Records
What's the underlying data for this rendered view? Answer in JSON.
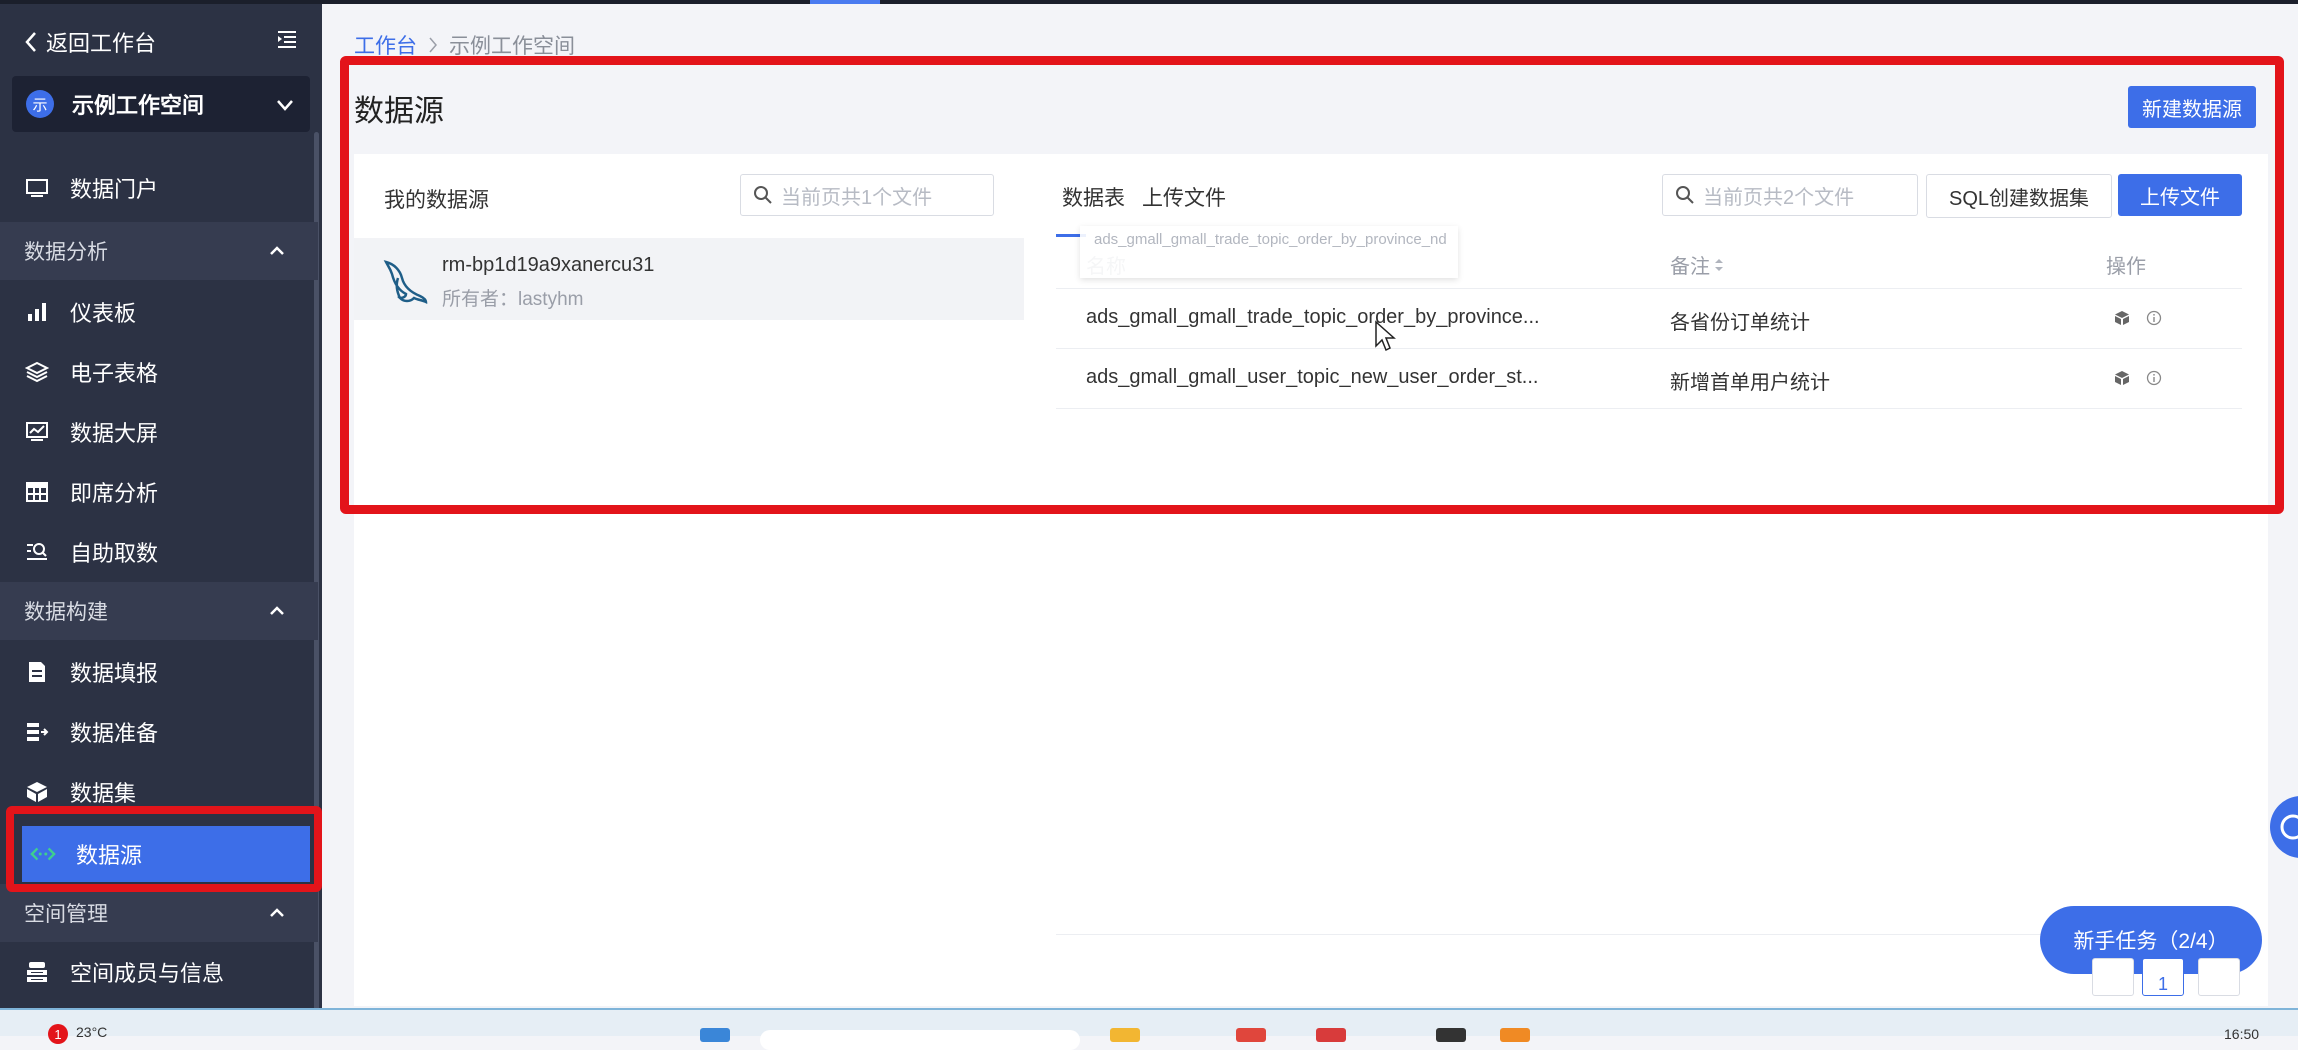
{
  "sidebar": {
    "back_label": "返回工作台",
    "workspace": {
      "avatar_text": "示",
      "name": "示例工作空间"
    },
    "items": [
      {
        "label": "数据门户"
      },
      {
        "label": "仪表板"
      },
      {
        "label": "电子表格"
      },
      {
        "label": "数据大屏"
      },
      {
        "label": "即席分析"
      },
      {
        "label": "自助取数"
      },
      {
        "label": "数据填报"
      },
      {
        "label": "数据准备"
      },
      {
        "label": "数据集"
      },
      {
        "label": "数据源"
      },
      {
        "label": "空间成员与信息"
      }
    ],
    "groups": [
      {
        "label": "数据分析"
      },
      {
        "label": "数据构建"
      },
      {
        "label": "空间管理"
      }
    ]
  },
  "breadcrumb": {
    "root": "工作台",
    "current": "示例工作空间"
  },
  "page": {
    "title": "数据源",
    "new_button": "新建数据源"
  },
  "left_panel": {
    "title": "我的数据源",
    "search_placeholder": "当前页共1个文件",
    "datasource": {
      "name": "rm-bp1d19a9xanercu31",
      "owner": "所有者：lastyhm"
    }
  },
  "right_panel": {
    "tabs": [
      "数据表",
      "上传文件"
    ],
    "search_placeholder": "当前页共2个文件",
    "sql_button": "SQL创建数据集",
    "upload_button": "上传文件",
    "columns": [
      "名称",
      "备注",
      "操作"
    ],
    "drag_ghost_text": "ads_gmall_gmall_trade_topic_order_by_province_nd",
    "rows": [
      {
        "name": "ads_gmall_gmall_trade_topic_order_by_province...",
        "note": "各省份订单统计"
      },
      {
        "name": "ads_gmall_gmall_user_topic_new_user_order_st...",
        "note": "新增首单用户统计"
      }
    ]
  },
  "tasks_button": "新手任务（2/4）",
  "pagination": {
    "current_page": "1"
  },
  "taskbar": {
    "weather": "23°C",
    "weather_badge": "1",
    "time": "16:50"
  },
  "colors": {
    "accent": "#3d6ee8",
    "sidebar": "#2c3244",
    "highlight": "#e3141a"
  }
}
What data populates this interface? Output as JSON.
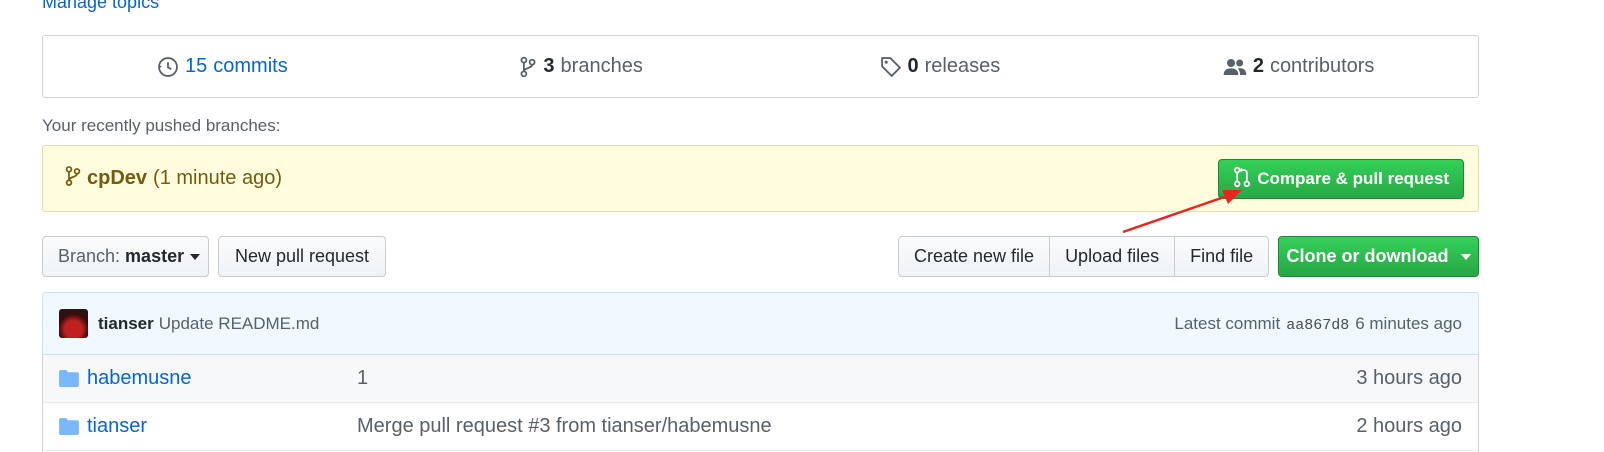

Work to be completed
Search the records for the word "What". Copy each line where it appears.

Task output
What's the underlying data for this rendered view? Answer in JSON.
What data populates this interface? Output as JSON.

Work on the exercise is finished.